Earlier this year, the band put on a weekend-long festival during which they played their extremely lengthy and epic albumTransistor in its entirety, which at 21 tracks, is by far the longest album they have ever recorded. Conversely, this year also marked the release of the shortest 311 record, as the guys attempt to trim the fat and make sure that no songs are on the album just to add length. From the opening track “Time Bomb”, in which Tim Mahoney’s palm-muted guitar riff sounds like a funky rock version of a 90’s rap beat, all the way through the last two songs, “Weightless” and “And a Ways to Go”, two of the most melodic and elaborate 311 tracks ever composed, Universal Pulse comes together as a short and sweet reminder that 311 are five of the best musicians at their particular instruments.

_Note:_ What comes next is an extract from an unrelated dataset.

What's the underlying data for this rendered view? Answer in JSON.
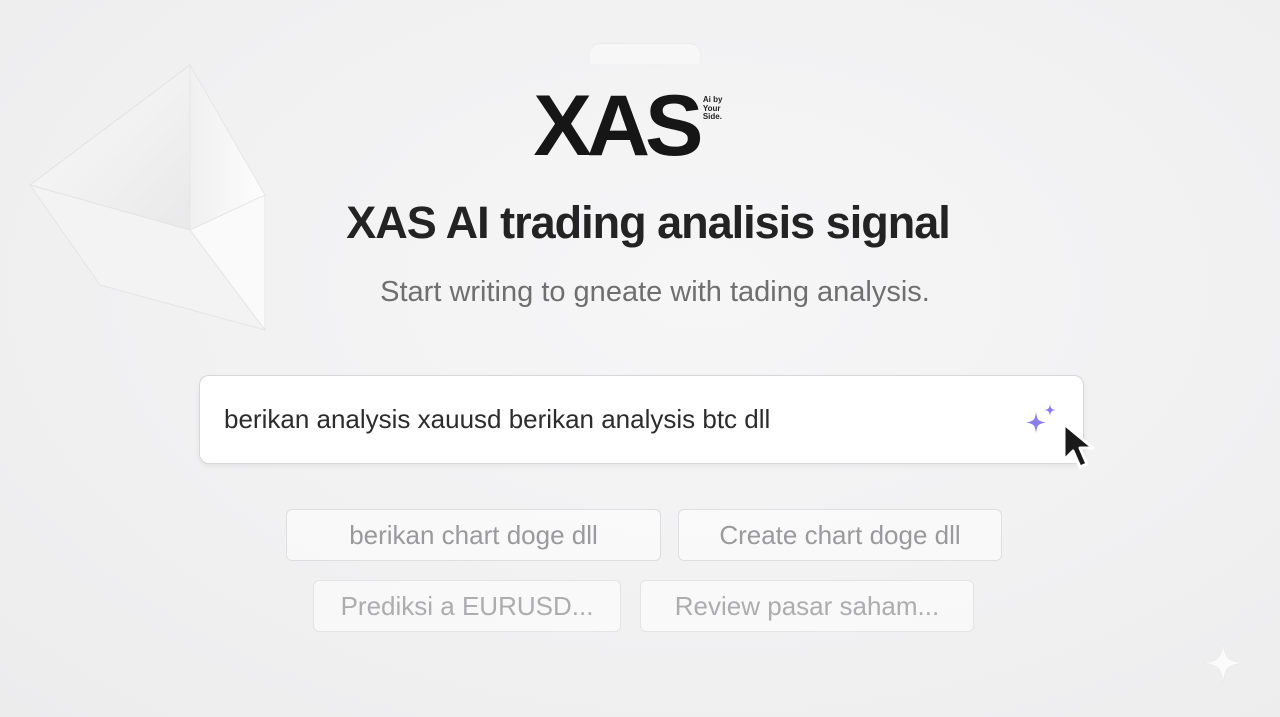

When you have guys who know each other and their instrument so well, it’s a lot easier to produce a record that feels like it belongs just as much as its creators do. Although the days of major crossover hits like “Amber” and “All Mixed Up” might be over for 311, the guys have matured to a point that their goal isn’t just to produce albums that lend new concert-worthy tracks to their repertoire, but to produce an album in which ALL of the songs belong on a set list some day. With Universal Pulse the boys from Omaha Nebraska have done just that.

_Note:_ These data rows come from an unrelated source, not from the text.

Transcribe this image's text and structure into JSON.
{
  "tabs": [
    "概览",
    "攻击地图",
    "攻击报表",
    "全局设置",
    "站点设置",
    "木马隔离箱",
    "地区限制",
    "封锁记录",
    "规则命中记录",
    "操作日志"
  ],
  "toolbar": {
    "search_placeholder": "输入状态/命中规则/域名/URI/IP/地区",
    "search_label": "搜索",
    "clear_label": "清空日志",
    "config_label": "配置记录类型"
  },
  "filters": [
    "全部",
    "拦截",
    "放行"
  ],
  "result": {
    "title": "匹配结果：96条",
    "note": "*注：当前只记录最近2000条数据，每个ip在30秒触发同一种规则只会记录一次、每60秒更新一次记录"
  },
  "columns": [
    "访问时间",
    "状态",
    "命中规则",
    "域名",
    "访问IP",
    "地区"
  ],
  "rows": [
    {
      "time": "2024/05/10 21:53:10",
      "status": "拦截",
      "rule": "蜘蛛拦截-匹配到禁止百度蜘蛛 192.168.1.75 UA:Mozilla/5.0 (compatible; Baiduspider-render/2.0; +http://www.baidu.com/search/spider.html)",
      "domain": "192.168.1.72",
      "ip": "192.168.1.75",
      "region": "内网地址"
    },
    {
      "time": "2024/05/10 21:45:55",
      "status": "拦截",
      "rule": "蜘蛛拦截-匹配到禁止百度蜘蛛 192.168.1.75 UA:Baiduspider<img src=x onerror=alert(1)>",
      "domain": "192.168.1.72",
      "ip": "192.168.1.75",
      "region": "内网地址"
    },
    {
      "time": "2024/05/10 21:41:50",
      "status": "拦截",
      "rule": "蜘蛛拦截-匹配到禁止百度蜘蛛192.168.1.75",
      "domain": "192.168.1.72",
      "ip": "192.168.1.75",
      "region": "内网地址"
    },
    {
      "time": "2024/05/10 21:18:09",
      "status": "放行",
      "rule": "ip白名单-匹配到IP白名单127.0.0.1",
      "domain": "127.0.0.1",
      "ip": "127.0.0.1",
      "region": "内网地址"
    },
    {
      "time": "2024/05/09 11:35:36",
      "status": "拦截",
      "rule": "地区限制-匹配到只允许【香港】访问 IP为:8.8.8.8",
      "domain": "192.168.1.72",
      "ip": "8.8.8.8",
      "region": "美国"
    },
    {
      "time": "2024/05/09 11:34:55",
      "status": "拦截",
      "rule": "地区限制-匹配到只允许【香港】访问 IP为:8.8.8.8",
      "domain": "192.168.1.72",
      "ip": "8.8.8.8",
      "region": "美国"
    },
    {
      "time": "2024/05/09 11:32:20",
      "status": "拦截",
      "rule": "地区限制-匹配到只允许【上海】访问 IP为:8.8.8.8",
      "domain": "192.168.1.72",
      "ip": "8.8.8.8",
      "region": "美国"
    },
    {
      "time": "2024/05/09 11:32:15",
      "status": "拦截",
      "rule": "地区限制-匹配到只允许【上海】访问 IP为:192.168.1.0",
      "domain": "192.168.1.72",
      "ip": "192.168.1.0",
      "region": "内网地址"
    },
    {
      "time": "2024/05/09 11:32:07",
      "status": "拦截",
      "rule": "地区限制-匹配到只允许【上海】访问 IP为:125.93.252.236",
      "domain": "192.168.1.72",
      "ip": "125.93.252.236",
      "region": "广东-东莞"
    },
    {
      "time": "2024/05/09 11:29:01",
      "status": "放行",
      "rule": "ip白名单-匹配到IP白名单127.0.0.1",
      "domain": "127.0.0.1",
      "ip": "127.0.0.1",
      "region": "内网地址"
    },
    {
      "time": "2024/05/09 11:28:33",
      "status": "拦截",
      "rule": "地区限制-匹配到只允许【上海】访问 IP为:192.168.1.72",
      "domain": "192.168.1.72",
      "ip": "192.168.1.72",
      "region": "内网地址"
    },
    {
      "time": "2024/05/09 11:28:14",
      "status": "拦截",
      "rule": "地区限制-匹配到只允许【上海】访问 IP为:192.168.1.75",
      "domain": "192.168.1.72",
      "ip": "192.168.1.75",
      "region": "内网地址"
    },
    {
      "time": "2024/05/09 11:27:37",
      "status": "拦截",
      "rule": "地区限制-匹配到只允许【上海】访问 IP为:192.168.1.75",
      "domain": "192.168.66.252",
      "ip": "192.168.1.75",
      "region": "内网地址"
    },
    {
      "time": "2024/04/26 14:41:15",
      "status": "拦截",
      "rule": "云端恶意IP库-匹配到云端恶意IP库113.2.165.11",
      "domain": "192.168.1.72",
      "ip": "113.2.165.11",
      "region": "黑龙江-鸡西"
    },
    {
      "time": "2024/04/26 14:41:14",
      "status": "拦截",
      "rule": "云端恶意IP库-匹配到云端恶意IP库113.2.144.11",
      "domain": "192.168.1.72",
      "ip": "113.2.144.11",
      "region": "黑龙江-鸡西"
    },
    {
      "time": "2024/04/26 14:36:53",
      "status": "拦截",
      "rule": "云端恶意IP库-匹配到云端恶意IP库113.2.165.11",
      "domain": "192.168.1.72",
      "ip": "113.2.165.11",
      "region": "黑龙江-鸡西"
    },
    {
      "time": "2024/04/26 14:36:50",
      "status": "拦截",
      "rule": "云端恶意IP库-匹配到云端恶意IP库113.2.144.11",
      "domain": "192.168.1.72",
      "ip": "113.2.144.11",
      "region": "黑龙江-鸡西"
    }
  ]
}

SA Martinez of 311 on recording the eight-track Universal Pulse and what makes this album special (from a Sound Magazine interview w/ SY conducted 10/25/11)

“I think really we were just kinda’ feelin’ it. Everything was just clicking. Just focusing on just a select group of songs, as opposed to trying to work, you know, 18 to 20 songs and then pulling from that. Just having the time to comb through those ideas is really why that record came together sounding so focused and so energized.” – SA Martinez of 311


Casino Scene: This Week's Headliners (Press of Atlantic City)

311 with DJ Soulman at Trump Taj Mahal

WHO ARE THEY: Formed in Omaha, Neb., in 1990, 311 fused rap, metal and reggae to create their own sound. The band released several hit albums including "Music" in 1992, "Grassroots" in 1993 and the self-titled album, known as "The Blue Album," in 1995. The self-titled release wound up selling 3 million copies in the United States and made it to No. 12 on the charts thanks in part to the singles "All Mixed Up" and "Down."

DJ Soulman first experienced success as the lead vocalist for the rap-rock group The Phunk Junkeez. With his solo career in full swing, DJ Soulman is now known throughout the world.

WHAT TO EXPECT: 311 has been doing things its own way since the band's formation more than two decades ago and continues to do so with its latest release, "Universal Pulse," which is a tight, condensed group of eight songs. Fans will get to hear plenty of new tracks at Trump Taj Mahal Casino Resort. In addition to new material, concertgoers can also look forward to hearing hits such as "Down" and "All Mixed Up" as well as other songs from 311's back catalog. DJ Soulman will open the show.

WHAT'S NEW: 311 released "Universal Pulse" in July 2011. The album contains eight new tracks and is on the short side, clocking in at slightly under a half hour in length.

WEBSITES: www.311.com;